Pan-Islamism behind Turkey’s troubled embrace of Arab Spring - analysis

President Recep Tayyip Erdoğan and his ruling party backed the Arab Spring, not as a result of any economic or geopolitical agenda, but as part of a pan-Islamist foreign policy that has led to Turkey’s isolation, said an analysis in the Cairo Review of Global Affairs.

The leadership of the Justice and Development Party (AKP) is dominated by Sunni Islamists, who have found in the Quran the call for greater Islamic unity and cooperation, echoing their Ottoman predecessors, according to Birol Başkan, non-resident scholar at the Middle East Institute.

“The Ottoman Empire had even pursued pan-Islamism—a phrase coined by Europeans to refer to the foreign policy of Muslim unity during the reign of Sultan Abdul Hamid II,” said Başkan. “By cooperating with one another, Muslims could stand against Europe and protect their interests.
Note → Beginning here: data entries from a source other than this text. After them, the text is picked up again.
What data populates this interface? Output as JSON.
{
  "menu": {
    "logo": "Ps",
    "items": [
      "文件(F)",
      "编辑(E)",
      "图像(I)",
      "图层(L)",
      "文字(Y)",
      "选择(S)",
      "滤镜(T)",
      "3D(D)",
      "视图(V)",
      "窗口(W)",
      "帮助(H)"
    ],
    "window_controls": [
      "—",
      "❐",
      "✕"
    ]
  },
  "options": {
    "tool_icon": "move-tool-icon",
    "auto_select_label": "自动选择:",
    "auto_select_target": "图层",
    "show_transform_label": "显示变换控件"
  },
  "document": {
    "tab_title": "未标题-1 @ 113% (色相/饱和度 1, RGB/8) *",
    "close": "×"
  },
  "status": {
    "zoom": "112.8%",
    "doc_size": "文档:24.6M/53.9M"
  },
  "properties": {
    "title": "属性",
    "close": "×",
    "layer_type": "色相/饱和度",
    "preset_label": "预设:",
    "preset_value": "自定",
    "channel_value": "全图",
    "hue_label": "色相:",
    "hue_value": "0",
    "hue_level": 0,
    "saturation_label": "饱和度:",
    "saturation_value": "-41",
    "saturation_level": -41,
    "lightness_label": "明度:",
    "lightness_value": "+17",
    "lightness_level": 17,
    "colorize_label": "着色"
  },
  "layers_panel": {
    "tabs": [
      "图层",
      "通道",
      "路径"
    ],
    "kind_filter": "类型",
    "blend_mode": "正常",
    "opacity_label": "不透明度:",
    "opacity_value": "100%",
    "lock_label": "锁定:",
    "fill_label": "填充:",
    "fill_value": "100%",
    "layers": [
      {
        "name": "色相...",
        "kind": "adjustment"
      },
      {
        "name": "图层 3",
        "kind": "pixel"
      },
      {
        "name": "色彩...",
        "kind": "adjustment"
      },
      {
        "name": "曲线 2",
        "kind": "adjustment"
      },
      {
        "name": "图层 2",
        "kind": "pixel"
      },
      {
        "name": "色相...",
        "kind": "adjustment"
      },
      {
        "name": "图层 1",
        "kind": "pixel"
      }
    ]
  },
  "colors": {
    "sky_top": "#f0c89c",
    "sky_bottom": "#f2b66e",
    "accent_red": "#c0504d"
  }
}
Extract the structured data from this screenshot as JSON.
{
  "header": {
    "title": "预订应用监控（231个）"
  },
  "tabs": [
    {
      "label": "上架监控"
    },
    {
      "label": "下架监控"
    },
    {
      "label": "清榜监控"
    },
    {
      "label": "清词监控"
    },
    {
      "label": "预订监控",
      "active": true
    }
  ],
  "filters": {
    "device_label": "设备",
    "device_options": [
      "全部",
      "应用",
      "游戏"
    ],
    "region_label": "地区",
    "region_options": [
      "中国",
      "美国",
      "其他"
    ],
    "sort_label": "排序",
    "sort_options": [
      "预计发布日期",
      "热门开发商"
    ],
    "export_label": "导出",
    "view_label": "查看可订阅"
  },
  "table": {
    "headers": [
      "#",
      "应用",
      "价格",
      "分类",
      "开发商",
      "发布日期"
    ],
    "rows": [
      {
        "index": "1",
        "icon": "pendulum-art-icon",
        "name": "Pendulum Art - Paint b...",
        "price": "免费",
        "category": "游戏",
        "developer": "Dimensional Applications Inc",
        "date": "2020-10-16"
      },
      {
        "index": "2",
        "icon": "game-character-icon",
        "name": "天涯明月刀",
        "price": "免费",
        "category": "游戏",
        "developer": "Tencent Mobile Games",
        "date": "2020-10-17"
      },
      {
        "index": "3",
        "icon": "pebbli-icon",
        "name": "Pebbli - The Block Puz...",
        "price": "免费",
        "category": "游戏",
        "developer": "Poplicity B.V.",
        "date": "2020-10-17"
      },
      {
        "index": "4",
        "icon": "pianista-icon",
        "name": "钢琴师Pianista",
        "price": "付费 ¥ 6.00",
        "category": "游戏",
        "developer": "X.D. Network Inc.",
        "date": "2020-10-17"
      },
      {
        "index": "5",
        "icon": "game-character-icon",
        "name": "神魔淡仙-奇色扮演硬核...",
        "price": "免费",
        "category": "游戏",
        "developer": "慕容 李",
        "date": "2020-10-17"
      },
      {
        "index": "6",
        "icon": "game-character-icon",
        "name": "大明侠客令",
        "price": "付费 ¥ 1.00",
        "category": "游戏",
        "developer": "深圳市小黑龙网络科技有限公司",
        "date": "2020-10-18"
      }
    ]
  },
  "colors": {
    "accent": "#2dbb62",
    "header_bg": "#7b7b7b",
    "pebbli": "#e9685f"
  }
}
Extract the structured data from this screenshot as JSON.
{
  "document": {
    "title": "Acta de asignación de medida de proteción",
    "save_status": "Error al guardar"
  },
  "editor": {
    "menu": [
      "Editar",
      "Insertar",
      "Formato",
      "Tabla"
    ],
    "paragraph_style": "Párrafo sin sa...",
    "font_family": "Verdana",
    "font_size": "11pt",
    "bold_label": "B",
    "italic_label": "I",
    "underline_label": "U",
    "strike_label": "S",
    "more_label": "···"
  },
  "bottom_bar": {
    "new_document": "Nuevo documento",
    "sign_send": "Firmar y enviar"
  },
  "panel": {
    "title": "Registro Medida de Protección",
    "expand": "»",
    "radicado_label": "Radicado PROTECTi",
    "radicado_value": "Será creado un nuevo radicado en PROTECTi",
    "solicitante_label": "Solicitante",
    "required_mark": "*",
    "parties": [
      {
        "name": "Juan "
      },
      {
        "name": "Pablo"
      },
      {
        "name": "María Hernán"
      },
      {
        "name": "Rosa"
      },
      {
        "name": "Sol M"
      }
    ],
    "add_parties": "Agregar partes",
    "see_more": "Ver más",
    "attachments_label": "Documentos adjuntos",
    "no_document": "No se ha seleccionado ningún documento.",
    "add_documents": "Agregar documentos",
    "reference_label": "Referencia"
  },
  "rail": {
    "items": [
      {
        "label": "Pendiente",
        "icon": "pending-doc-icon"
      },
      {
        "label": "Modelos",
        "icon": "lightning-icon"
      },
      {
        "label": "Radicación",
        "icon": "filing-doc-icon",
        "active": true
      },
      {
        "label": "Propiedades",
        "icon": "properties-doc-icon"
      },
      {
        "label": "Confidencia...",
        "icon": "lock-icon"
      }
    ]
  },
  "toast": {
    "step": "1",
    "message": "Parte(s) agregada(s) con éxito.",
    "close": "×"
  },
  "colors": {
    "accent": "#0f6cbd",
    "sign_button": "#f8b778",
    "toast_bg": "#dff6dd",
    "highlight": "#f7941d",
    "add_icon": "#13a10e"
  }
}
However...the idea failed to help the Ottoman Empire and others prevent total European domination.”

The concept of Islamic unity fell out of favour during Turkey’s early years, when Mustafa Kemal Atatürk sharply curbed the influence of religion.

Turkish Islamism developed in the margins, incorporating the persecution of Muslim Brotherhood figures like Hassan al-Banna and Sayyid Qutb and developing sympathies for Muslim groups outside Turkey, according to Başkan.

The AKP came to power in 2002 and outwardly remained loyal to Turkey’s standard foreign policy positions, even pursuing political reform in order to join the EU.  By 2011, the AKP became more vocal about its Islamist-leaning ideas, according to Başkan.

Under the AKP, Turkey has increased Muslim-world trade eightfold, hosted dozens of international Islamic events, restored Ottoman-era relics across the region and cancelled visa requirements and developed high-level cooperation with many Muslim states.

“Turkey utterly embraced the Arab Spring more than any other country, even though it had excellent economic and political relations with all the pre-Arab Spring states and regimes, including Syria. There was no compelling economic or geopolitical reason behind such a wholehearted embrace,” Başkan wrote, apart from the objective of Islamic unity.  

The dreams of Turkish Islamists were dashed by the ouster of Egyptian President Mohammed Morsi and deepening conflicts in Syria, Libya, and Yemen, according to Başkan.

“In the late summer of 2013, Turkey found itself isolated in the region and turned to the only other country in the Middle East facing a similar setback, Qatar,” said Başkan.

Ankara still aims for a leading role in the Middle East, but it has revised its priorities as the AKP has politically aligned with nationalists. Erdoğan now says Turkey’s prime objective is to eradicate Kurdish militia from northern Syria, according to Başkan.

“At the end of the day, no matter how much Erdoğan moves toward Turkish nationalists to remain in power, the AKP and the base of the president’s support are with Turkish Islamists,” said Başkan.